South Korea’s economy grew at the slowest pace in two years as Europe’s sovereign-debt crisis weighed on exports.
Fourth-quarter GDP expanded 0.4 percent from the third quarter, when it gained 0.8 percent, the central bank said in Seoul yesterday. That compares with the median 0.5 percent estimate of 10 economists surveyed. From a year earlier, the economy grew 3.4 percent, after a 3.5 percent gain in the third quarter, yesterday’s report showed.
Exports fell for the first time in two years and investment and consumption also declined in the final three months of last year, yesterday’s report showed.
The figures showing slower demand indicate Asia’s fourth-largest economy will contract this quarter, according to Nomura Holdings Inc.
“There won’t be much choice for the Bank of Korea other than to cut rates” if the export slump worsens and first-quarter economic growth deteriorates, said Park Sang-hyun chief economist at Seoul-based HI Investment & Securities Co.
The won rose 0.7 percent to close at 1,125.95 per US dollar in Seoul on Wednesday, while the benchmark KOSPI stock index gained 0.1 percent. The currency fell 6 percent over the past six months, the second-worst performer among Asia’s 10 most-used currencies.
Exports dropped 1.5 percent in the fourth quarter from the third, when overseas shipments gained 2.2 percent, the report showed.
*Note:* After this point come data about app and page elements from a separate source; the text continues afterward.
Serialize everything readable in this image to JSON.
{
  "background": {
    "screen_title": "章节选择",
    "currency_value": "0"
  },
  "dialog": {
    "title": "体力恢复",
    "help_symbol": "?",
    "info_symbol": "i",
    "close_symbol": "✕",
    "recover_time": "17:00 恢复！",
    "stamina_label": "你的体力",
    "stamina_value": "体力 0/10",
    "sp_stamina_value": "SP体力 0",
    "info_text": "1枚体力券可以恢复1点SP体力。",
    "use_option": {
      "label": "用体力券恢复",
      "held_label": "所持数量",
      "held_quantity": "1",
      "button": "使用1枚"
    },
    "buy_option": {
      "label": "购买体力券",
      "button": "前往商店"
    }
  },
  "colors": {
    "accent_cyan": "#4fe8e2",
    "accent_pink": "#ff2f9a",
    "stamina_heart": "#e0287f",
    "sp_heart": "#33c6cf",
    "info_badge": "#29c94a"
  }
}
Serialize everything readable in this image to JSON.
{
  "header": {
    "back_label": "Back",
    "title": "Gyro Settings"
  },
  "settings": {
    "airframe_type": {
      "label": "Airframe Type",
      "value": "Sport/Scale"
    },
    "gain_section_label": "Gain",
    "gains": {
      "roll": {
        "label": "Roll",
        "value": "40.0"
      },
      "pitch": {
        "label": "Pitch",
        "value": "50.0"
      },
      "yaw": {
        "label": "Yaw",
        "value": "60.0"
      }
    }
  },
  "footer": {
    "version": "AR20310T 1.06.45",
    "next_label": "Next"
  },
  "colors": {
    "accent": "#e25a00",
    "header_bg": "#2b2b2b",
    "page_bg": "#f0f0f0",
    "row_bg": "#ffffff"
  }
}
Corporate investment in facilities fell 5.2 percent from the previous quarter, when it slid 0.8 percent, while private consumption decreased 0.4 percent after advancing 0.4 percent.
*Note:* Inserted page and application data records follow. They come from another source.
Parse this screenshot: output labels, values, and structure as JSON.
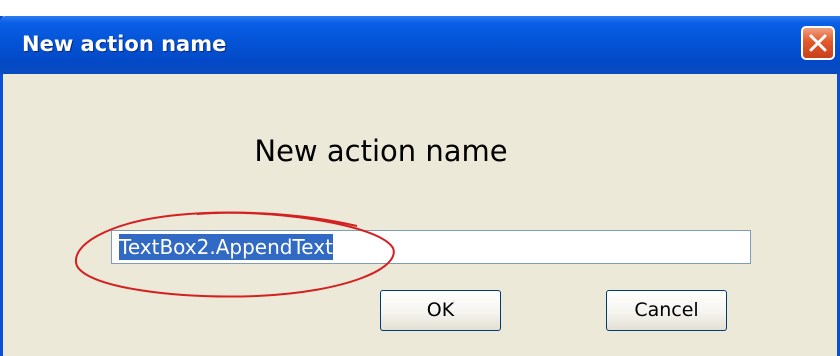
{
  "window": {
    "title": "New action name"
  },
  "dialog": {
    "heading": "New action name",
    "input_value": "TextBox2.AppendText",
    "ok_label": "OK",
    "cancel_label": "Cancel"
  },
  "icons": {
    "close": "close-icon",
    "annotation": "red-ellipse-highlight"
  },
  "colors": {
    "titlebar": "#0453d6",
    "dialog_bg": "#ece9d8",
    "selection": "#316ac5",
    "close_button": "#e05a2a",
    "annotation": "#d42020"
  }
}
The economy may contract 0.1 percent in the three months ending in March from the previous quarter because of weaker exports and ‘‘tepid” domestic demand, according to Kwon Young-sun, a Hong Kong-based economist at Nomura Holdings Inc.
Politicians may combat the slump with a 12 trillion won (US$10.7 billion) supplementary budget, equivalent to 1 percent of GDP, and the central bank may cut rates in April and July, he said.
South Korea’s inflation rate has remained elevated in recent months in part because a weakening won has made imported goods more expensive. Consumer prices rose 4.2 percent from a year earlier in November and last month, exceeding the central bank’s target limit of 4 percent and the average of 3.2 percent for the decade through last year.
Risks to South Korea’s economy are increasing and inflation may ease at a moderate pace as growth slows for some time before picking up, the central bank said on Jan. 13, when it decided by a unanimous vote to keep the main rate unchanged for a seventh straight month.
South Korea may enter a normal recovery path in the second half of the year, central bank Governor Kim Choong-soo said that day.
The central bank forecast last month that the economy would grow 3.7 percent in this year and 4.2 percent in 2013. The economy expanded 3.6 percent last year, the report showed.
Consumer prices may increase 3.3 percent this year after a 4 percent gain last year, according to the projections.